  • (5/5)
    The Garner Files: A Memoir by James Garner and Jon Winokur is an excellent celebrity memoir. It reveals Garner to be a man of integrity. He is socially conscious, politically liberal, very opinionated, and he doesn’t hesitate to voice his opinions when they matter. Although he has been very successful in television and movies, he came from a dysfunctional family that struggled to provide a home for him. His mother died when he was very young and his father was not very attentive to him and his brothers. In fact, his father was not even around much, and James had to work odd jobs and take care of himself when he was very young. Garner was the first Oklahoman drafted for the Korean War, and he was awarded two Purple Hearts for wounds sustained during the First Spring Offensive in 1951 when he was one of 30 men who survived from a company of one hundred thirty. However, Garner doesn’t claim to be a hero in any way. He was wounded twice, but he states that he was only trying to save himself during that war. Of course, most of the book focuses on his work as an actor and producer. Most people (at least people of my age) know his television work as Maverick (1957-1961) and as Jim Rockford (1974-1980). However, he was also in 44 feature films, 23 made-for-television movies, and three miniseries. He worked with a long list of very famous and accomplished actors and directors, including Julie Andrews, Marlon Brando, Doris Day, Steve McQueen, James Coburn, William Holden, Lloyd Nolan, Natalie Wood, Randolph Scott, Angie Dickinson, Audrey Hepburn, Shirley MacLaine, Sidney Poitier, Lauren Bacall, Sally Field, Jodie Foster, Jack Lemmon, Gene Hackman, Clint Eastwood, and many others. He also produced The Rockford Files in addition to some other television shows and movies in which he performed. This book provides much information about many of his movies and TV shows, including fascinating information about the people he worked with. However, this is not a tabloid-gossip book. Garner focuses on his interactions with his family, friends, coworkers, directors, and studio magnates. While most of his stories present positive images of those people, it is not surprising that he includes some very interesting negative opinions of some.
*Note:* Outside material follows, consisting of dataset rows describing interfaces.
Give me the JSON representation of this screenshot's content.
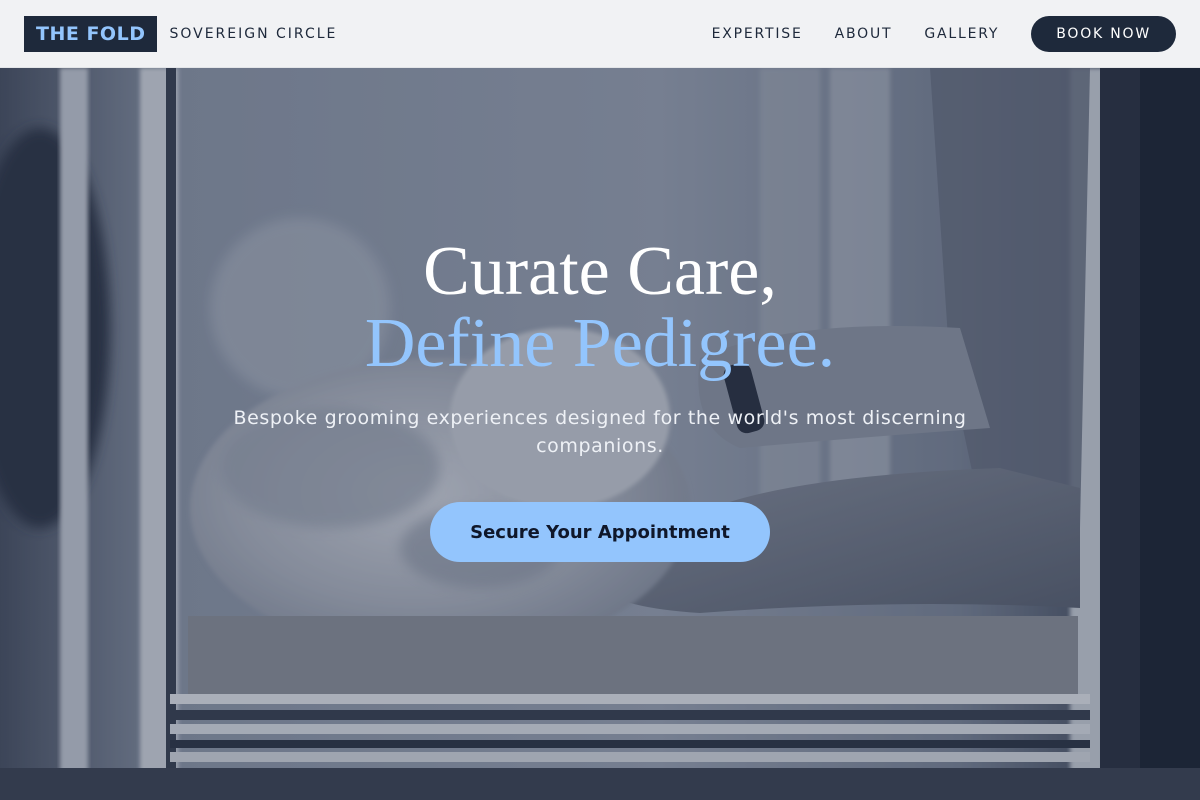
{
  "nav": {
    "logo": "THE FOLD",
    "tagline": "SOVEREIGN CIRCLE",
    "links": [
      "EXPERTISE",
      "ABOUT",
      "GALLERY"
    ],
    "cta_label": "BOOK NOW"
  },
  "hero": {
    "headline_line1": "Curate Care,",
    "headline_line2": "Define Pedigree.",
    "subtitle": "Bespoke grooming experiences designed for the world's most discerning companions.",
    "cta_label": "Secure Your Appointment",
    "background": "grooming-photo-cat-on-table"
  },
  "colors": {
    "navy": "#1e293b",
    "accent_blue": "#93c5fd",
    "nav_bg": "#f1f2f4",
    "white": "#ffffff"
  }
}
He also does not portray himself as perfect in any way. He discusses his drinking problems, his use of marijuana, and his bad temper on the golf course, which also manifested as fights in other settings. Garner is serious about his profession, and he discusses his philosophy of acting, which does not include researching the parts he plays and includes saying the lines exactly as they were written by the writer. This book provides a very candid portrait on Garner’s life, work, and passions, which include golf and race cars. Instead of an ego trip, he provides a revealing description of himself that caused me to respect him even more after reading the book. I highly recommend this book to anyone who has enjoyed Garner’s movie and/or television work, and it would also be of interest to any avid fan of movies or television shows from 1956-2000.